Some Econographers disagree with the bleak picture of cultural disintegration just given, pointing to the present as the greatest age of Econ Art. It is true that virtually all Econographers agree that present modi making has reached aesthetic heights not heretofore attained. But it is doubtful that this gives cause for much optimism. It is not unusual to find some particular art form flowering in the midst of the decay of a culture. It may be that such decay of society induces this kind of cultural “displacement activity” among talented members who despair of coping with the decline of their civilization. The present burst of sophisticated modi-carving among the Econ should probably be regarded in this light.
As an inveterate reader of mystery fiction myself, Leijonhufvud’s essay reminds me of a comment from Father Brown, the detective-figure in G.K. Chesterton’s well-known series. In the 1927 story, “The Secret of Father Brown,” Father Brown says:
Science is a grand thing when you can get it; in its real sense one of the grandest words in the world. But what do these men mean, nine times out of ten, when they use it nowadays? … They mean getting `outside’ a man and studying him as if there were a gigantic insect; in what they would call a dry impartial light; in what I should call a dead and dehumanised light. They mean getting a long way off him, as if he were a distant prehistoric monster … When the scientist talks about a type, he never means himself, but always his neighbour; probably his poorer neighbour. I don’t deny that the dry light may sometimes do some good; though in one sense it’s the very reverse of science. So far from being knowledge, it’s actually suppression of what we know. It’s treating a friend as a stranger, and pretending that something familiar is really remote and mysterious.
Perhaps all the social sciences are subject to a similar critique, but for economics, it seems to me to have a particular bite.

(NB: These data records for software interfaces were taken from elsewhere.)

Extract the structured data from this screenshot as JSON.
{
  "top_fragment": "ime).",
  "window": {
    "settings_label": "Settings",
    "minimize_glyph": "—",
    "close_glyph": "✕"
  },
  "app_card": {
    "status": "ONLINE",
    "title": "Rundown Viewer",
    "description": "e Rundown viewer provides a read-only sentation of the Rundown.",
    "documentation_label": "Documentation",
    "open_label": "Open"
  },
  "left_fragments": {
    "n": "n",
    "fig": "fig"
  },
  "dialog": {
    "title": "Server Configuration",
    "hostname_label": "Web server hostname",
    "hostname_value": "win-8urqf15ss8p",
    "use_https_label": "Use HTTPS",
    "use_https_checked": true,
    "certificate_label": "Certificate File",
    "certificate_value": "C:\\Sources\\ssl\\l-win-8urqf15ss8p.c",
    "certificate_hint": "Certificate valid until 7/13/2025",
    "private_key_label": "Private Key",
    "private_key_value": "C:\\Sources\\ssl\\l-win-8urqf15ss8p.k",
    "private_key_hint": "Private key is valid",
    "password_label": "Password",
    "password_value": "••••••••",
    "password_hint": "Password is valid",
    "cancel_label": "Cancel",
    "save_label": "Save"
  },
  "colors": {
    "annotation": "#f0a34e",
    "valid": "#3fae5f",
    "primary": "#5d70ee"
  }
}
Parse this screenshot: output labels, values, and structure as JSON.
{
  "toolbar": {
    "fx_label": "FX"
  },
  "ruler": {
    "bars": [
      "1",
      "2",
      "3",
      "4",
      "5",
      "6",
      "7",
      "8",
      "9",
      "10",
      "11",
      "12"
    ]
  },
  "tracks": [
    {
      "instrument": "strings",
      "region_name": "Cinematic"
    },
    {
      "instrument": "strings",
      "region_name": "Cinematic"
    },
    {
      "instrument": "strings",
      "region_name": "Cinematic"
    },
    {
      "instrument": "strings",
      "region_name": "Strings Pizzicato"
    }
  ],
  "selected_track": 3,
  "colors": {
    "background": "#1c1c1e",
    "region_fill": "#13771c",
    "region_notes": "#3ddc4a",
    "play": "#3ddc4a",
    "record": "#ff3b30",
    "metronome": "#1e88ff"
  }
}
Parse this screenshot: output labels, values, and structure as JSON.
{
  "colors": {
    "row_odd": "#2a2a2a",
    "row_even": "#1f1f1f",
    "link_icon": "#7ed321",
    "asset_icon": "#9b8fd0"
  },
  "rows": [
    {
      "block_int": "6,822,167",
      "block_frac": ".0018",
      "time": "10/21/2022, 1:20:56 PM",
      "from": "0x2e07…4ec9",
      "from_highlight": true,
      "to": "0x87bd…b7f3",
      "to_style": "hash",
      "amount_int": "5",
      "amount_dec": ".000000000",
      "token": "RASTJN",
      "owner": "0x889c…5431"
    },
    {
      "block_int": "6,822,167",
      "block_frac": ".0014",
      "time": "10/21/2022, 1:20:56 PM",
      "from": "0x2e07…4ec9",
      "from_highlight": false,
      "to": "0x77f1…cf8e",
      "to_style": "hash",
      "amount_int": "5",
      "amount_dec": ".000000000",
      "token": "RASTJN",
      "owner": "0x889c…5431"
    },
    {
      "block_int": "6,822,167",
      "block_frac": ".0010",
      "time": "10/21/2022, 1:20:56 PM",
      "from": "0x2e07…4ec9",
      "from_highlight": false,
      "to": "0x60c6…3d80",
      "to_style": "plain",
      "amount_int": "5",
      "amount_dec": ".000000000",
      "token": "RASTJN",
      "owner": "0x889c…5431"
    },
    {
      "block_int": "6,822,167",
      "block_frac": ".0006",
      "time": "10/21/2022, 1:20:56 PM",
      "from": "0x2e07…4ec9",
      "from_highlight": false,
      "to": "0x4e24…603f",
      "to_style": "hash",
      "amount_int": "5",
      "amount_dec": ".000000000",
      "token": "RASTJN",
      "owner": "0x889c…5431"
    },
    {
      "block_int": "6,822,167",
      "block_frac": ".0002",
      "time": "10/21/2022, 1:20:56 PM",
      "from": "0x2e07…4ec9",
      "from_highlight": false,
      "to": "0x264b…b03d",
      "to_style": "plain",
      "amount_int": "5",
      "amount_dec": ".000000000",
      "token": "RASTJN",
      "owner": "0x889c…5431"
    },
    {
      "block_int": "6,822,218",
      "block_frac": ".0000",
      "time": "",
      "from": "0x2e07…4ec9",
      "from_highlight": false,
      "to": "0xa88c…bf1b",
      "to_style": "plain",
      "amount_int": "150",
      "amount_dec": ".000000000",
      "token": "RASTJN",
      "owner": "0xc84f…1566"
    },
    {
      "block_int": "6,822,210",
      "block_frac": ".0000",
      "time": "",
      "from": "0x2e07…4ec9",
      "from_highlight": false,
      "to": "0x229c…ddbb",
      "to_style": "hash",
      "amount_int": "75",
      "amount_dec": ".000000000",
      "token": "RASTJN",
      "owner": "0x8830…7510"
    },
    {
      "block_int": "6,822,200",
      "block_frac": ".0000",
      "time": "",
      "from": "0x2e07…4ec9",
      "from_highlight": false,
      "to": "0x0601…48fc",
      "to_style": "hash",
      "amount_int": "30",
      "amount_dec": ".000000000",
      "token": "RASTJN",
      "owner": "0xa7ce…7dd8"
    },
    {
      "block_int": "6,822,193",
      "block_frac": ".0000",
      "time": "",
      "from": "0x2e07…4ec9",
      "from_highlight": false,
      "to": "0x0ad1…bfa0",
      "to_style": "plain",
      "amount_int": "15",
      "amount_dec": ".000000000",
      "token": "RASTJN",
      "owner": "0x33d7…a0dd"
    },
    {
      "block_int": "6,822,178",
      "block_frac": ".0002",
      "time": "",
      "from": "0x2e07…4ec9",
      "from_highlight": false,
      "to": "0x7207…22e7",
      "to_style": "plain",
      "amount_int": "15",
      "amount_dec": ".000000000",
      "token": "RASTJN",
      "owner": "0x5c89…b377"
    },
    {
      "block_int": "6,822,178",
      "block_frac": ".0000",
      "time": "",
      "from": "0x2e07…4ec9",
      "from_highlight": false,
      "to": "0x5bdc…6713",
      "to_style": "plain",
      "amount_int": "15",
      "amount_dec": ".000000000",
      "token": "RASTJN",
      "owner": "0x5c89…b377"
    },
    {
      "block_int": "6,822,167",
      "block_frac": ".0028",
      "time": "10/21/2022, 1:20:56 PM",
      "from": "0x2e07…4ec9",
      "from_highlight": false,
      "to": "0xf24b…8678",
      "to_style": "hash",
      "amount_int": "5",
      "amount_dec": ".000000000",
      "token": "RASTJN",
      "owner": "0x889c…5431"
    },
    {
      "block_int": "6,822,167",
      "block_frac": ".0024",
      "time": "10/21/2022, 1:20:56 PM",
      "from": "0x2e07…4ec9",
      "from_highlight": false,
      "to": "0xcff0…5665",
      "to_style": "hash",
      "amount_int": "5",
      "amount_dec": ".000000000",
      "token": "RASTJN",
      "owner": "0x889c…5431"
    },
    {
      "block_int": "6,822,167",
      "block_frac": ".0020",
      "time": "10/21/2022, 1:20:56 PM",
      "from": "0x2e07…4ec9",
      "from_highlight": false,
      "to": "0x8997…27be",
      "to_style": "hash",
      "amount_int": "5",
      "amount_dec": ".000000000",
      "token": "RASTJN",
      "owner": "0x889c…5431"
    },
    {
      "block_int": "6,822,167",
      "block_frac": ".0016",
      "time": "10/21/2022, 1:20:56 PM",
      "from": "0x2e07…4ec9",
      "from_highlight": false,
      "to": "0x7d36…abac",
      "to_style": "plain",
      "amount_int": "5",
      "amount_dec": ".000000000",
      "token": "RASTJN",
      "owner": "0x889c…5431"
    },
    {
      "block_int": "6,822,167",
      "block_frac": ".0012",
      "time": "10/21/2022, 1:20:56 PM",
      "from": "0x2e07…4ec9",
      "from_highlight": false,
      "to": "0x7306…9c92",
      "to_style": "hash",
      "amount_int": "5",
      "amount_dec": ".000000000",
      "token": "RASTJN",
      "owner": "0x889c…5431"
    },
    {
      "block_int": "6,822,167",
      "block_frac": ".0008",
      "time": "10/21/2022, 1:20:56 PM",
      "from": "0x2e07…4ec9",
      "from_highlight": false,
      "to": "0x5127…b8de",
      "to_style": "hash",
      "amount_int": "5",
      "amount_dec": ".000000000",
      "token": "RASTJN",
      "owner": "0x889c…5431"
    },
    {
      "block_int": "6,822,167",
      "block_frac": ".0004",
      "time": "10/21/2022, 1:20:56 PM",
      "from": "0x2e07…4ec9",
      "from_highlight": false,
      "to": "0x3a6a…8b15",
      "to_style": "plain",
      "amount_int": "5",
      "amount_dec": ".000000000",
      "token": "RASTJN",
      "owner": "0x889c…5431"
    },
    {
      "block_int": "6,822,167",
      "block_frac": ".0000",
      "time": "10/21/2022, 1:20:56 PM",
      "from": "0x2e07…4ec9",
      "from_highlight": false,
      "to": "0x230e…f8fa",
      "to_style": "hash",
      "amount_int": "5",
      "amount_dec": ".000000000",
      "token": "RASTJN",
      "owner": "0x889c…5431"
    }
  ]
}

Timothy Taylor is an American economist. He is managing editor of the Journal of Economic Perspectives, a quarterly academic journal produced at Macalester College and published by the American Economic Association. Taylor received his Bachelor of Arts degree from Haverford College and a master's degree in economics from Stanford University. At Stanford, he was winner of the award for excellent teaching in a large class (more than 30 students) given by the Associated Students of Stanford University. At Minnesota, he was named a Distinguished Lecturer by the Department of Economics and voted Teacher of the Year by the master's degree students at the Hubert H. Humphrey Institute of Public Affairs. Taylor has been a guest speaker for groups of teachers of high school economics, visiting diplomats from eastern Europe, talk-radio shows, and community groups. From 1989 to 1997, Professor Taylor wrote an economics opinion column for the San Jose Mercury-News. He has published multiple lectures on economics through The Teaching Company. With Rudolph Penner and Isabel Sawhill, he is co-author of Updating America's Social Contract (2000), whose first chapter provided an early radical centrist perspective, "An Agenda for the Radical Middle". Taylor is also the author of The Instant Economist: Everything You Need to Know About How the Economy Works, published by the Penguin Group in 2012. The fourth edition of Taylor's Principles of Economics textbook was published by Textbook Media in 2017.